# WHAT IS BEING ASKED:
Copy each line of the listing below where the word "JSON" turns up.

━━━━━━━━

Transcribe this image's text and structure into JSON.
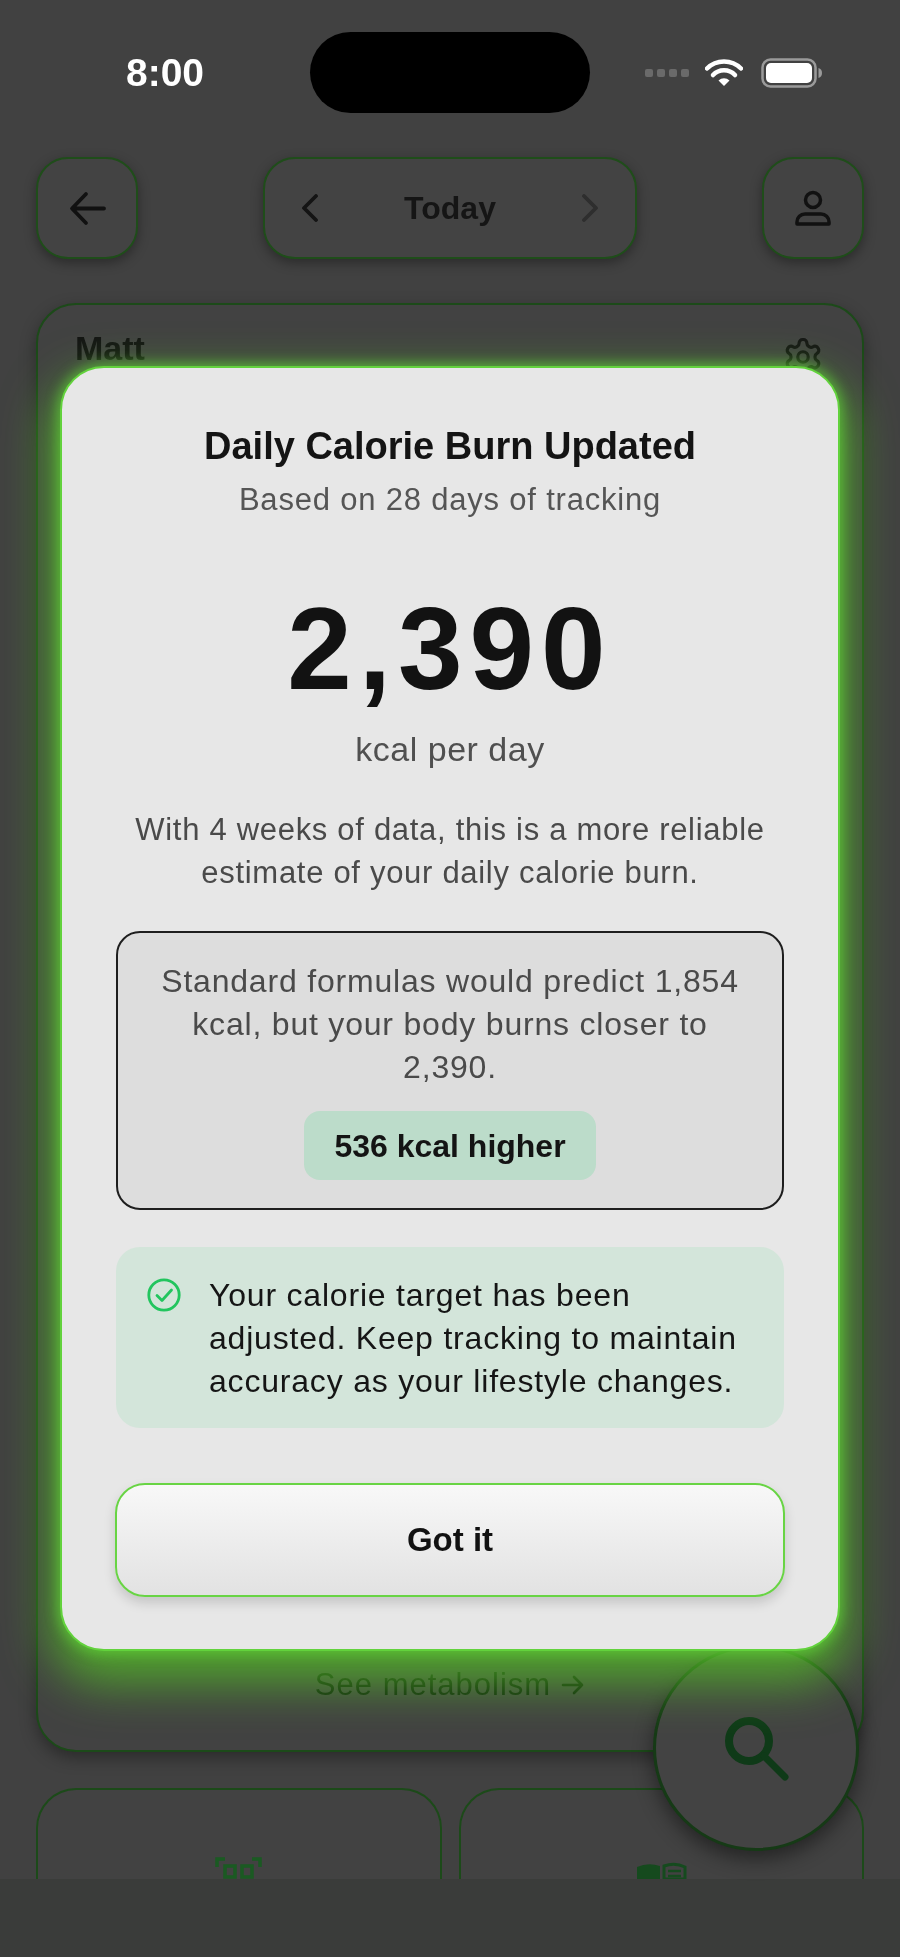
{
  "status_bar": {
    "time": "8:00"
  },
  "header": {
    "date_nav": {
      "label": "Today",
      "prev": {
        "disabled": false
      },
      "next": {
        "disabled": true
      }
    }
  },
  "summary_card": {
    "name": "Matt",
    "link": "See metabolism"
  },
  "dialog": {
    "title": "Daily Calorie Burn Updated",
    "subtitle": "Based on 28 days of tracking",
    "value": "2,390",
    "unit": "kcal per day",
    "description": "With 4 weeks of data, this is a more reliable estimate of your daily calorie burn.",
    "comparison": {
      "text": "Standard formulas would predict 1,854 kcal, but your body burns closer to 2,390.",
      "badge": "536 kcal higher"
    },
    "notice": {
      "text": "Your calorie target has been adjusted. Keep tracking to maintain accuracy as your lifestyle changes."
    },
    "button": "Got it"
  }
}
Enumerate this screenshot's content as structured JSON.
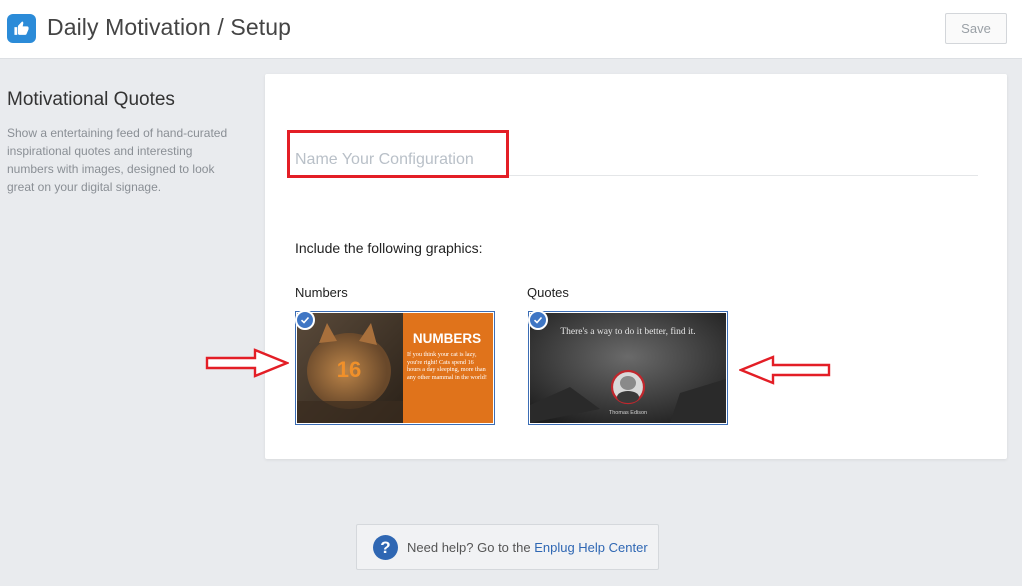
{
  "header": {
    "title": "Daily Motivation / Setup",
    "save_label": "Save"
  },
  "sidebar": {
    "title": "Motivational Quotes",
    "description": "Show a entertaining feed of hand-curated inspirational quotes and interesting numbers with images, designed to look great on your digital signage."
  },
  "config": {
    "name_placeholder": "Name Your Configuration",
    "name_value": ""
  },
  "graphics": {
    "include_label": "Include the following graphics:",
    "items": [
      {
        "label": "Numbers",
        "selected": true,
        "preview": {
          "big_number": "16",
          "heading": "NUMBERS",
          "body": "If you think your cat is lazy, you're right! Cats spend 16 hours a day sleeping, more than any other mammal in the world!"
        }
      },
      {
        "label": "Quotes",
        "selected": true,
        "preview": {
          "quote": "There's a way to do it better, find it.",
          "author": "Thomas Edison"
        }
      }
    ]
  },
  "help": {
    "text": "Need help? Go to the ",
    "link": "Enplug Help Center"
  },
  "colors": {
    "accent": "#2f67b3",
    "annotation_red": "#e31e26",
    "numbers_orange": "#e0731b"
  }
}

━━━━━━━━

# TASK RESPONSE:
Transcribe this image's text and structure into JSON.
Enumerate this screenshot's content as structured JSON.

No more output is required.